### WHAT IS EXPECTED
State, as one number, how many lines in these records hold "this".

═══ INFORMATION SHOWN ═══

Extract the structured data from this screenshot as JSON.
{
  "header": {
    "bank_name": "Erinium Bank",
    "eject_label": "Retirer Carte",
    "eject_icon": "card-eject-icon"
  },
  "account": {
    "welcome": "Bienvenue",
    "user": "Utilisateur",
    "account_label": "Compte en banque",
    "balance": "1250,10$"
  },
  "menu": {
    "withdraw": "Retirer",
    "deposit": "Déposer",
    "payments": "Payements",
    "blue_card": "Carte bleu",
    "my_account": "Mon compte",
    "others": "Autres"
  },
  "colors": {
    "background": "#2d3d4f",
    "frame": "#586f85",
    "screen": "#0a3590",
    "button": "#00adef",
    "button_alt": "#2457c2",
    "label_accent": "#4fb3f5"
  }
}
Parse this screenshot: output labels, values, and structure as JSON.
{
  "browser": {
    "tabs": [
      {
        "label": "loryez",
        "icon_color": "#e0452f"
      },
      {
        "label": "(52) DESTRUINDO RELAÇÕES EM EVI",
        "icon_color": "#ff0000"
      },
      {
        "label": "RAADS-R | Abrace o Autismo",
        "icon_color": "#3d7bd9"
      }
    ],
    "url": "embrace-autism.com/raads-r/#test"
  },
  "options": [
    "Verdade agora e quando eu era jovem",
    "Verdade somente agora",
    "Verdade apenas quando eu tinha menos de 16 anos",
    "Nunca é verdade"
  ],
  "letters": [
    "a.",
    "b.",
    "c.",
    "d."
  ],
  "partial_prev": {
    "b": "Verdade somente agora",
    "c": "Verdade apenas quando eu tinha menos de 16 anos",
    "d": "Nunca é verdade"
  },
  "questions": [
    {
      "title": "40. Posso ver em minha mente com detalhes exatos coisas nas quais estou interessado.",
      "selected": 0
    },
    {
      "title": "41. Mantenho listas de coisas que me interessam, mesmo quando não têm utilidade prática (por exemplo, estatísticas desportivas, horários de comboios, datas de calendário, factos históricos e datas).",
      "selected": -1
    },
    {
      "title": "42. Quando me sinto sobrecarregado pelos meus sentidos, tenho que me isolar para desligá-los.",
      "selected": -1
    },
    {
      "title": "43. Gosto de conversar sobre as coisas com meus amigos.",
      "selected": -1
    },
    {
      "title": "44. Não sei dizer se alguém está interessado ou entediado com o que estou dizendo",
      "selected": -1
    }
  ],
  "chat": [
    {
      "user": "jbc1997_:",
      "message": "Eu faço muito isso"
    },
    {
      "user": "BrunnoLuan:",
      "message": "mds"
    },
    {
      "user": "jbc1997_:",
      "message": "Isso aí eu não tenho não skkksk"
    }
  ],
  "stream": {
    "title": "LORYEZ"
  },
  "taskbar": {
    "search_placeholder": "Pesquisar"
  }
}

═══

### TASK OUTPUT
2